[Problem statement]
The reply should contain each record below, returned exactly as given.

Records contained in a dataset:
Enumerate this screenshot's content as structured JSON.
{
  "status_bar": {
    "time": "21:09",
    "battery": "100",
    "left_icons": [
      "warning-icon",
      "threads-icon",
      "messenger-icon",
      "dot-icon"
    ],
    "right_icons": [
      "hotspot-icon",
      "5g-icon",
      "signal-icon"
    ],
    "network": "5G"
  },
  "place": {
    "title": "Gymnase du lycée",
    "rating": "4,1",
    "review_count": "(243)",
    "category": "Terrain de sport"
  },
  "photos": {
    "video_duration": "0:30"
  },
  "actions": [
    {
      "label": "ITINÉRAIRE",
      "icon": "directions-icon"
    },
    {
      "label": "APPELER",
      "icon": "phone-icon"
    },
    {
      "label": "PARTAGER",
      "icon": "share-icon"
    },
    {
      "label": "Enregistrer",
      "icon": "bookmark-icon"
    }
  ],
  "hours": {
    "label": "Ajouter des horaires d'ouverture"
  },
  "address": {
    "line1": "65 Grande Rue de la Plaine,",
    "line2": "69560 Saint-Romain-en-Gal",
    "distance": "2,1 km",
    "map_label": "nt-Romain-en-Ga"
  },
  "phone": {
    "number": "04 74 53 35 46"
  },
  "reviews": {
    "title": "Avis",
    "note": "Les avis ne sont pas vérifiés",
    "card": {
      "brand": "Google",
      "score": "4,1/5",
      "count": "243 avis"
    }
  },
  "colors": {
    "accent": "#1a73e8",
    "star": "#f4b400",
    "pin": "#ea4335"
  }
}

[Answer section]
Enumerate this screenshot's content as structured JSON.
{
  "status_bar": {
    "time": "21:09",
    "battery": "100",
    "left_icons": [
      "warning-icon",
      "threads-icon",
      "messenger-icon",
      "dot-icon"
    ],
    "right_icons": [
      "hotspot-icon",
      "5g-icon",
      "signal-icon"
    ],
    "network": "5G"
  },
  "place": {
    "title": "Gymnase du lycée",
    "rating": "4,1",
    "review_count": "(243)",
    "category": "Terrain de sport"
  },
  "photos": {
    "video_duration": "0:30"
  },
  "actions": [
    {
      "label": "ITINÉRAIRE",
      "icon": "directions-icon"
    },
    {
      "label": "APPELER",
      "icon": "phone-icon"
    },
    {
      "label": "PARTAGER",
      "icon": "share-icon"
    },
    {
      "label": "Enregistrer",
      "icon": "bookmark-icon"
    }
  ],
  "hours": {
    "label": "Ajouter des horaires d'ouverture"
  },
  "address": {
    "line1": "65 Grande Rue de la Plaine,",
    "line2": "69560 Saint-Romain-en-Gal",
    "distance": "2,1 km",
    "map_label": "nt-Romain-en-Ga"
  },
  "phone": {
    "number": "04 74 53 35 46"
  },
  "reviews": {
    "title": "Avis",
    "note": "Les avis ne sont pas vérifiés",
    "card": {
      "brand": "Google",
      "score": "4,1/5",
      "count": "243 avis"
    }
  },
  "colors": {
    "accent": "#1a73e8",
    "star": "#f4b400",
    "pin": "#ea4335"
  }
}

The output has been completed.